** Opening Records to process block **

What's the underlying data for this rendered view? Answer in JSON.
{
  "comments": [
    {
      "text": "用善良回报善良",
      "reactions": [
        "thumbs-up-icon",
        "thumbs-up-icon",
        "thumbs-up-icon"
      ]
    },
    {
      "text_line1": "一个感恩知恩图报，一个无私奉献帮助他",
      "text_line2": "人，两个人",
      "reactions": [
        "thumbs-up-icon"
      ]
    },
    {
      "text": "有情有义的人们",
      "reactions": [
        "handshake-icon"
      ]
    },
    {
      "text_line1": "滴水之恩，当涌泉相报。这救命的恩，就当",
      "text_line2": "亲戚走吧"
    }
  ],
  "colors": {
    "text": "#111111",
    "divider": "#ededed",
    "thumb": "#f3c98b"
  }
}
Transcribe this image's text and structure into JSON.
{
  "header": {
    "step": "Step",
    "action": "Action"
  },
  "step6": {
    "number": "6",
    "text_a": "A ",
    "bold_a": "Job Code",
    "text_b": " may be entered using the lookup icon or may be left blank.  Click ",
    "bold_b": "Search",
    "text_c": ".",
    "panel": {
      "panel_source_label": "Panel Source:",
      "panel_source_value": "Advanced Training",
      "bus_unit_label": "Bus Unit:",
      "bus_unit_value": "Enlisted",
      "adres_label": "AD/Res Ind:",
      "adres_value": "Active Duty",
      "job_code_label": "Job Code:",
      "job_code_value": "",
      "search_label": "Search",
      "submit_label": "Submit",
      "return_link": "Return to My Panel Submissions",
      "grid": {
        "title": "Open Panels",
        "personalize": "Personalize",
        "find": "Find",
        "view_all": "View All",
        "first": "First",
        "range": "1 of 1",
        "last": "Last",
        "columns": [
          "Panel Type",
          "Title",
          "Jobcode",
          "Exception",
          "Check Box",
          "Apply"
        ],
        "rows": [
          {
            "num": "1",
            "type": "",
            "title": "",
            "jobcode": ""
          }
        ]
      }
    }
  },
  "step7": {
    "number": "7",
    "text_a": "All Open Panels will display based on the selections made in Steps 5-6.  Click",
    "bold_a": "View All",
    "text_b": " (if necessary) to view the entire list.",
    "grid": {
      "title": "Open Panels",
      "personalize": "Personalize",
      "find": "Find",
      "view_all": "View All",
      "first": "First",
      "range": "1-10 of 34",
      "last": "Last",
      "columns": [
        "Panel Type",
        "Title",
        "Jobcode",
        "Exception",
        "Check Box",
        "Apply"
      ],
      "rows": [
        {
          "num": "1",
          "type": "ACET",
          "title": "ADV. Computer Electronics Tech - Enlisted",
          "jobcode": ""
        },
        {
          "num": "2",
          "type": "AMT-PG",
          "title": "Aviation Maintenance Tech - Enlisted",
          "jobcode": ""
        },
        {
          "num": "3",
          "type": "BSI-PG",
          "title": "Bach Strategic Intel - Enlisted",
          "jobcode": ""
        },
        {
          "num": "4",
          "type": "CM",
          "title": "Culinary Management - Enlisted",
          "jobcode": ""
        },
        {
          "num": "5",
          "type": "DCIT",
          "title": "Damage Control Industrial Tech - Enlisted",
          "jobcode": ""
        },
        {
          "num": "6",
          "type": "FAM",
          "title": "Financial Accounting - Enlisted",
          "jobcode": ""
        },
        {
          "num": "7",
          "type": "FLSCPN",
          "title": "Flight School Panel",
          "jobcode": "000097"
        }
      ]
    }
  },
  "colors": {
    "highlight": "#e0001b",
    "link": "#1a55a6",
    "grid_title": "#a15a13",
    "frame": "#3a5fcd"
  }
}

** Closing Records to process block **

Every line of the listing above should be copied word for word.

- **Worked solution**
What's the underlying data for this rendered view? Answer in JSON.
{
  "comments": [
    {
      "text": "用善良回报善良",
      "reactions": [
        "thumbs-up-icon",
        "thumbs-up-icon",
        "thumbs-up-icon"
      ]
    },
    {
      "text_line1": "一个感恩知恩图报，一个无私奉献帮助他",
      "text_line2": "人，两个人",
      "reactions": [
        "thumbs-up-icon"
      ]
    },
    {
      "text": "有情有义的人们",
      "reactions": [
        "handshake-icon"
      ]
    },
    {
      "text_line1": "滴水之恩，当涌泉相报。这救命的恩，就当",
      "text_line2": "亲戚走吧"
    }
  ],
  "colors": {
    "text": "#111111",
    "divider": "#ededed",
    "thumb": "#f3c98b"
  }
}
Transcribe this image's text and structure into JSON.
{
  "header": {
    "step": "Step",
    "action": "Action"
  },
  "step6": {
    "number": "6",
    "text_a": "A ",
    "bold_a": "Job Code",
    "text_b": " may be entered using the lookup icon or may be left blank.  Click ",
    "bold_b": "Search",
    "text_c": ".",
    "panel": {
      "panel_source_label": "Panel Source:",
      "panel_source_value": "Advanced Training",
      "bus_unit_label": "Bus Unit:",
      "bus_unit_value": "Enlisted",
      "adres_label": "AD/Res Ind:",
      "adres_value": "Active Duty",
      "job_code_label": "Job Code:",
      "job_code_value": "",
      "search_label": "Search",
      "submit_label": "Submit",
      "return_link": "Return to My Panel Submissions",
      "grid": {
        "title": "Open Panels",
        "personalize": "Personalize",
        "find": "Find",
        "view_all": "View All",
        "first": "First",
        "range": "1 of 1",
        "last": "Last",
        "columns": [
          "Panel Type",
          "Title",
          "Jobcode",
          "Exception",
          "Check Box",
          "Apply"
        ],
        "rows": [
          {
            "num": "1",
            "type": "",
            "title": "",
            "jobcode": ""
          }
        ]
      }
    }
  },
  "step7": {
    "number": "7",
    "text_a": "All Open Panels will display based on the selections made in Steps 5-6.  Click",
    "bold_a": "View All",
    "text_b": " (if necessary) to view the entire list.",
    "grid": {
      "title": "Open Panels",
      "personalize": "Personalize",
      "find": "Find",
      "view_all": "View All",
      "first": "First",
      "range": "1-10 of 34",
      "last": "Last",
      "columns": [
        "Panel Type",
        "Title",
        "Jobcode",
        "Exception",
        "Check Box",
        "Apply"
      ],
      "rows": [
        {
          "num": "1",
          "type": "ACET",
          "title": "ADV. Computer Electronics Tech - Enlisted",
          "jobcode": ""
        },
        {
          "num": "2",
          "type": "AMT-PG",
          "title": "Aviation Maintenance Tech - Enlisted",
          "jobcode": ""
        },
        {
          "num": "3",
          "type": "BSI-PG",
          "title": "Bach Strategic Intel - Enlisted",
          "jobcode": ""
        },
        {
          "num": "4",
          "type": "CM",
          "title": "Culinary Management - Enlisted",
          "jobcode": ""
        },
        {
          "num": "5",
          "type": "DCIT",
          "title": "Damage Control Industrial Tech - Enlisted",
          "jobcode": ""
        },
        {
          "num": "6",
          "type": "FAM",
          "title": "Financial Accounting - Enlisted",
          "jobcode": ""
        },
        {
          "num": "7",
          "type": "FLSCPN",
          "title": "Flight School Panel",
          "jobcode": "000097"
        }
      ]
    }
  },
  "colors": {
    "highlight": "#e0001b",
    "link": "#1a55a6",
    "grid_title": "#a15a13",
    "frame": "#3a5fcd"
  }
}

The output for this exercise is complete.